» Try it
Reproduce the data shown below exactly.

☆ ☆ ☆

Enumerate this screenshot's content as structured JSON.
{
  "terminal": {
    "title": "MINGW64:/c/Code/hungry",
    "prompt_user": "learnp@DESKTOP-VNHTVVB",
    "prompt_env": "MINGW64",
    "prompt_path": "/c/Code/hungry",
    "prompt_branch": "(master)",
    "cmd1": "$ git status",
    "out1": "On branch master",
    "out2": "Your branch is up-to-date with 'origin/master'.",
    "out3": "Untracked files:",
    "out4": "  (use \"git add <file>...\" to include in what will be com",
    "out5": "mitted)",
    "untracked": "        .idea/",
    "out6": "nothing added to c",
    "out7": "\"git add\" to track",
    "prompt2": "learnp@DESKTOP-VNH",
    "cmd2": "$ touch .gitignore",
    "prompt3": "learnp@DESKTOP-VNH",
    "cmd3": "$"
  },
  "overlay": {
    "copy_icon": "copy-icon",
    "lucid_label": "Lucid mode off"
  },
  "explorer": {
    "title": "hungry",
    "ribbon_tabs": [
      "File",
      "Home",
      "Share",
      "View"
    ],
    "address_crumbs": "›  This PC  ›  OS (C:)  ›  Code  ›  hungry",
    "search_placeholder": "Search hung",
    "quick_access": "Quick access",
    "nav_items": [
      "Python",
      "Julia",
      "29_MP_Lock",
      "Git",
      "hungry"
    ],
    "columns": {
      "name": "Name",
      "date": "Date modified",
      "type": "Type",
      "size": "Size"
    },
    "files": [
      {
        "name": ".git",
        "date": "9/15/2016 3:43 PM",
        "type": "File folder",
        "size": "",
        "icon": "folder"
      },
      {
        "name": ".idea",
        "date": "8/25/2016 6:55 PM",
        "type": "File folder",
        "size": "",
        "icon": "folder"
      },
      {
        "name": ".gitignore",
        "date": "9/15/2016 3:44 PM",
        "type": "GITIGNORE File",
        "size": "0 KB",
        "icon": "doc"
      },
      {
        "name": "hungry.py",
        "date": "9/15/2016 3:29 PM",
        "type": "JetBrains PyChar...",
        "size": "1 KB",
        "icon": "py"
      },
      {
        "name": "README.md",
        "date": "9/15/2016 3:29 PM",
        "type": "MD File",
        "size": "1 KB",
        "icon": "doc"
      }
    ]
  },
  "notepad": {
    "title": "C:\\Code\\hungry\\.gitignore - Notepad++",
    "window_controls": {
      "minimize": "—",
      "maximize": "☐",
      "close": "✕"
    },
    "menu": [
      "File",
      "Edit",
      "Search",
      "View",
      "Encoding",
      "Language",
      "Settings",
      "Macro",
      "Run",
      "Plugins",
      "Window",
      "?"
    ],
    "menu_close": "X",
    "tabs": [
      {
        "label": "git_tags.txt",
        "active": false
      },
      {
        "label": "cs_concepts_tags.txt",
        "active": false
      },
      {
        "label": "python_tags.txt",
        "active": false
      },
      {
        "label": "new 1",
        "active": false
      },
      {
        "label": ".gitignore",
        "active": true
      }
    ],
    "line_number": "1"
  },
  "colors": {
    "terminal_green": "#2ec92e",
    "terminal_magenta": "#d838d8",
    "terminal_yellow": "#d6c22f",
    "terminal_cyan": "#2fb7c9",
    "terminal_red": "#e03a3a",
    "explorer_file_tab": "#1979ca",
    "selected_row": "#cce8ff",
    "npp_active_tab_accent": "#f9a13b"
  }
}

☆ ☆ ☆

» Response box
Enumerate this screenshot's content as structured JSON.
{
  "terminal": {
    "title": "MINGW64:/c/Code/hungry",
    "prompt_user": "learnp@DESKTOP-VNHTVVB",
    "prompt_env": "MINGW64",
    "prompt_path": "/c/Code/hungry",
    "prompt_branch": "(master)",
    "cmd1": "$ git status",
    "out1": "On branch master",
    "out2": "Your branch is up-to-date with 'origin/master'.",
    "out3": "Untracked files:",
    "out4": "  (use \"git add <file>...\" to include in what will be com",
    "out5": "mitted)",
    "untracked": "        .idea/",
    "out6": "nothing added to c",
    "out7": "\"git add\" to track",
    "prompt2": "learnp@DESKTOP-VNH",
    "cmd2": "$ touch .gitignore",
    "prompt3": "learnp@DESKTOP-VNH",
    "cmd3": "$"
  },
  "overlay": {
    "copy_icon": "copy-icon",
    "lucid_label": "Lucid mode off"
  },
  "explorer": {
    "title": "hungry",
    "ribbon_tabs": [
      "File",
      "Home",
      "Share",
      "View"
    ],
    "address_crumbs": "›  This PC  ›  OS (C:)  ›  Code  ›  hungry",
    "search_placeholder": "Search hung",
    "quick_access": "Quick access",
    "nav_items": [
      "Python",
      "Julia",
      "29_MP_Lock",
      "Git",
      "hungry"
    ],
    "columns": {
      "name": "Name",
      "date": "Date modified",
      "type": "Type",
      "size": "Size"
    },
    "files": [
      {
        "name": ".git",
        "date": "9/15/2016 3:43 PM",
        "type": "File folder",
        "size": "",
        "icon": "folder"
      },
      {
        "name": ".idea",
        "date": "8/25/2016 6:55 PM",
        "type": "File folder",
        "size": "",
        "icon": "folder"
      },
      {
        "name": ".gitignore",
        "date": "9/15/2016 3:44 PM",
        "type": "GITIGNORE File",
        "size": "0 KB",
        "icon": "doc"
      },
      {
        "name": "hungry.py",
        "date": "9/15/2016 3:29 PM",
        "type": "JetBrains PyChar...",
        "size": "1 KB",
        "icon": "py"
      },
      {
        "name": "README.md",
        "date": "9/15/2016 3:29 PM",
        "type": "MD File",
        "size": "1 KB",
        "icon": "doc"
      }
    ]
  },
  "notepad": {
    "title": "C:\\Code\\hungry\\.gitignore - Notepad++",
    "window_controls": {
      "minimize": "—",
      "maximize": "☐",
      "close": "✕"
    },
    "menu": [
      "File",
      "Edit",
      "Search",
      "View",
      "Encoding",
      "Language",
      "Settings",
      "Macro",
      "Run",
      "Plugins",
      "Window",
      "?"
    ],
    "menu_close": "X",
    "tabs": [
      {
        "label": "git_tags.txt",
        "active": false
      },
      {
        "label": "cs_concepts_tags.txt",
        "active": false
      },
      {
        "label": "python_tags.txt",
        "active": false
      },
      {
        "label": "new 1",
        "active": false
      },
      {
        "label": ".gitignore",
        "active": true
      }
    ],
    "line_number": "1"
  },
  "colors": {
    "terminal_green": "#2ec92e",
    "terminal_magenta": "#d838d8",
    "terminal_yellow": "#d6c22f",
    "terminal_cyan": "#2fb7c9",
    "terminal_red": "#e03a3a",
    "explorer_file_tab": "#1979ca",
    "selected_row": "#cce8ff",
    "npp_active_tab_accent": "#f9a13b"
  }
}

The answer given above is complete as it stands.